*** Opening Supplied data ***
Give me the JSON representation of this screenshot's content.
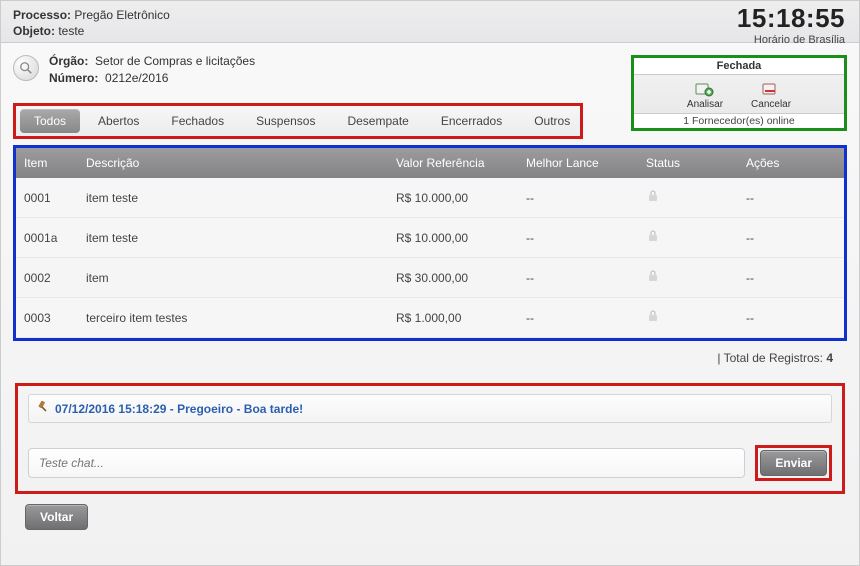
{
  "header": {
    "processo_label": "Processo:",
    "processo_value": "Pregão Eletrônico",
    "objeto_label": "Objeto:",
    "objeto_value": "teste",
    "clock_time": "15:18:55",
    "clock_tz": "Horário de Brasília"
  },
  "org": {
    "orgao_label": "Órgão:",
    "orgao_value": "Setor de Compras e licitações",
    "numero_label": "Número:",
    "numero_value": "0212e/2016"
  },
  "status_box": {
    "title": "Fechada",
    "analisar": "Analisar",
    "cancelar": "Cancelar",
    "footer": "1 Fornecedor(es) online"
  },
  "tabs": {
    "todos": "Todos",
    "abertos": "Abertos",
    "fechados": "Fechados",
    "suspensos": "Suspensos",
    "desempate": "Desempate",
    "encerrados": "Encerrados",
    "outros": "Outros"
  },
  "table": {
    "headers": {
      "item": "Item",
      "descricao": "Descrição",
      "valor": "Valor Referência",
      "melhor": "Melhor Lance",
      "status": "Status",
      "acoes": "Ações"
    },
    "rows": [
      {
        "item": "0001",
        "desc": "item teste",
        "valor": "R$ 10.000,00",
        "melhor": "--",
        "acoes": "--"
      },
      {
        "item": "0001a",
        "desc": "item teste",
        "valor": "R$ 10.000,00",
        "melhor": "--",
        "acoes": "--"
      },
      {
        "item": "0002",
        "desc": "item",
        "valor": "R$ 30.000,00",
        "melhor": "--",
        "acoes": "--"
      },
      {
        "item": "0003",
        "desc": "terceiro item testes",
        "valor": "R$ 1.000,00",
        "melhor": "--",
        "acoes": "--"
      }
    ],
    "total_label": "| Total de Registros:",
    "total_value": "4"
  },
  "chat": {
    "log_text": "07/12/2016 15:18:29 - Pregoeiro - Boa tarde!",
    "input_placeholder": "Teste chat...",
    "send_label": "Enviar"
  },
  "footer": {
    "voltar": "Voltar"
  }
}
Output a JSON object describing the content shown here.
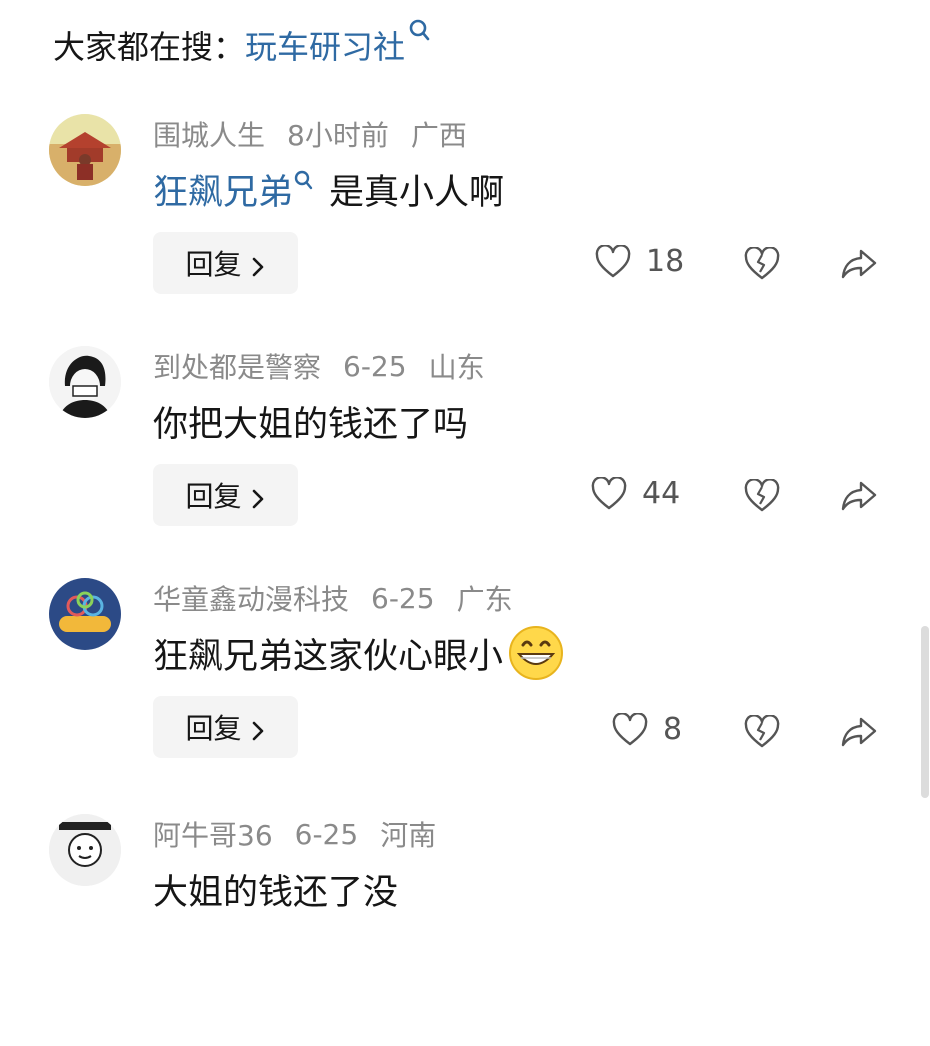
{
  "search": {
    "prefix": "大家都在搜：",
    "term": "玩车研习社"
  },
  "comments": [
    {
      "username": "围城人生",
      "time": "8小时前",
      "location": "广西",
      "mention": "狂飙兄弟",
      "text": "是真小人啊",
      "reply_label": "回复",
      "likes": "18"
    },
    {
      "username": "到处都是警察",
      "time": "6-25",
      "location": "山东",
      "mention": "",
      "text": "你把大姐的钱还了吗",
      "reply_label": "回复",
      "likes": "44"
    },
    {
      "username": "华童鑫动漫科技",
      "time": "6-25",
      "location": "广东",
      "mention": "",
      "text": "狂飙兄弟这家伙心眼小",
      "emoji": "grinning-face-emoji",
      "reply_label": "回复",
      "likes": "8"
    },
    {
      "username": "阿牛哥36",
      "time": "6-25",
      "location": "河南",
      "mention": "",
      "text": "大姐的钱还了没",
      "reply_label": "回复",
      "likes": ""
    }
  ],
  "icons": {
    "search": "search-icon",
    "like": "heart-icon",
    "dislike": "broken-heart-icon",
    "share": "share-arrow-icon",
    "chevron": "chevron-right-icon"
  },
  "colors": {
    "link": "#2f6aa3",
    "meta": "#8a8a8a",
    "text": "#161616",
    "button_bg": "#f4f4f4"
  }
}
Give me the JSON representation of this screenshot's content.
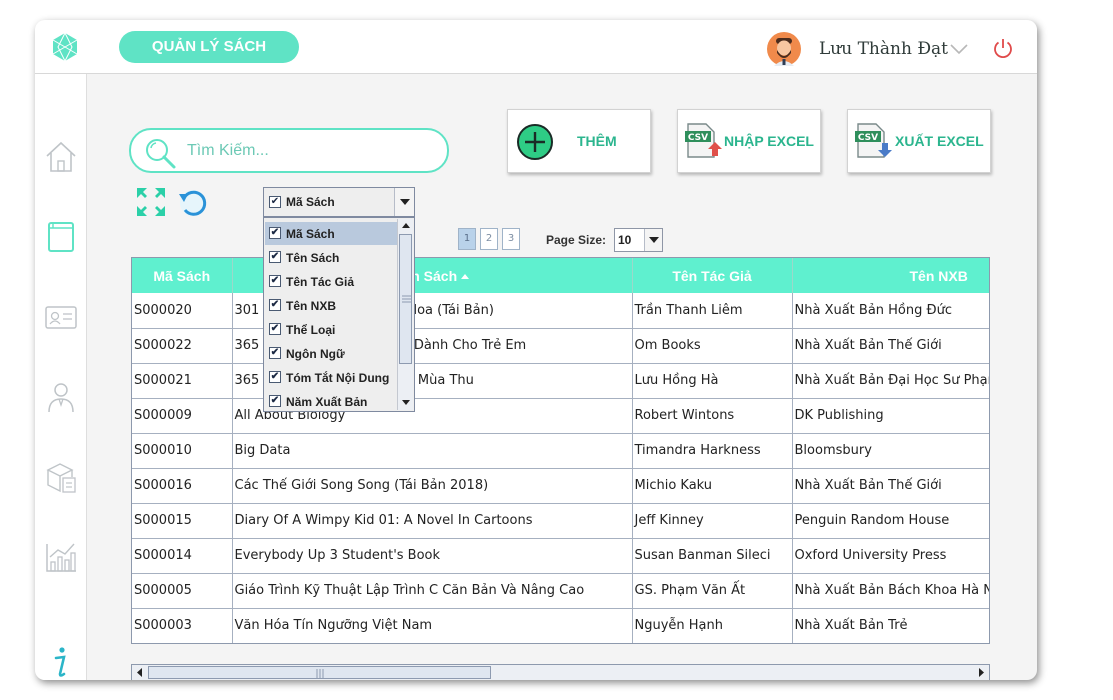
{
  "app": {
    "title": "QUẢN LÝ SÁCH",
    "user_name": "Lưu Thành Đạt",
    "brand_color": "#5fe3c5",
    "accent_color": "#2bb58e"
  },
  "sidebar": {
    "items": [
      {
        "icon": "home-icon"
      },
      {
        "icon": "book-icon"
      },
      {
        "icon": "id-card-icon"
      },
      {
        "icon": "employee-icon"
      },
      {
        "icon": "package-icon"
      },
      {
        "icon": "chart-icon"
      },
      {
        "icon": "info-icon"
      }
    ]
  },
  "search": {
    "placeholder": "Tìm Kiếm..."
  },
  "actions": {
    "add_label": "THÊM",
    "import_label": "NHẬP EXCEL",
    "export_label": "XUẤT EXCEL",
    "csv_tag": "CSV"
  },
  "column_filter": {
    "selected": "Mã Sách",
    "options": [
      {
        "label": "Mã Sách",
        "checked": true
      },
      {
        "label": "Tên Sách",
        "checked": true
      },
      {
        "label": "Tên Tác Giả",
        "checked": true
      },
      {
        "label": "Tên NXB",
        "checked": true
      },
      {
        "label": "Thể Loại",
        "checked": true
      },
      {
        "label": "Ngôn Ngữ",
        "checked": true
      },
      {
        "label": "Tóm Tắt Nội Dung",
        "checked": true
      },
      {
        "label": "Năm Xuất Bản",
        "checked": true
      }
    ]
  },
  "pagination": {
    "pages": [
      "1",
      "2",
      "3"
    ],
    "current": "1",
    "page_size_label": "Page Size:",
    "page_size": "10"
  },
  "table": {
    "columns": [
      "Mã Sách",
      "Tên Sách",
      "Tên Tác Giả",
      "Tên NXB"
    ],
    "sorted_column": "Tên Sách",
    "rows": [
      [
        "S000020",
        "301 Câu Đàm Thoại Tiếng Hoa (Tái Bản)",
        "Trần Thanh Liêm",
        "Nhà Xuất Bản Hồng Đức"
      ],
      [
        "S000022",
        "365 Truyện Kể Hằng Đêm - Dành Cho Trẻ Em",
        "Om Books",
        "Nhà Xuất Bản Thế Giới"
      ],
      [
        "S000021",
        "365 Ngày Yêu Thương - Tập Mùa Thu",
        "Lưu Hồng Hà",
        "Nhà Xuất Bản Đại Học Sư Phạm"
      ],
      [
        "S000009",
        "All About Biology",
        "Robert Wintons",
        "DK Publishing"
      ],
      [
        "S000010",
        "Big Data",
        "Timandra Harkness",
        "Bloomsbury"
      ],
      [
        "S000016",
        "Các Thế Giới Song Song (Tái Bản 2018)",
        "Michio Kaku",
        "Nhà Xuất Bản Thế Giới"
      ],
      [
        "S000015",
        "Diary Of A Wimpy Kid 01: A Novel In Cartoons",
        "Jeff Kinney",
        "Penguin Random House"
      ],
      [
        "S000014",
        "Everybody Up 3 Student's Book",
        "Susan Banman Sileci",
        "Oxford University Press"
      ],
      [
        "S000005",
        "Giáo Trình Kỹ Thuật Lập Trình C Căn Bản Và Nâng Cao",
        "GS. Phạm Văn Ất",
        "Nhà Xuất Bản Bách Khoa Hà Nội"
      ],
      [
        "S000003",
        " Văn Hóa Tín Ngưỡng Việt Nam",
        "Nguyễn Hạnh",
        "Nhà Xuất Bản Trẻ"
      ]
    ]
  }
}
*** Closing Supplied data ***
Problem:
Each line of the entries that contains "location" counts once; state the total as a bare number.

Response below:
4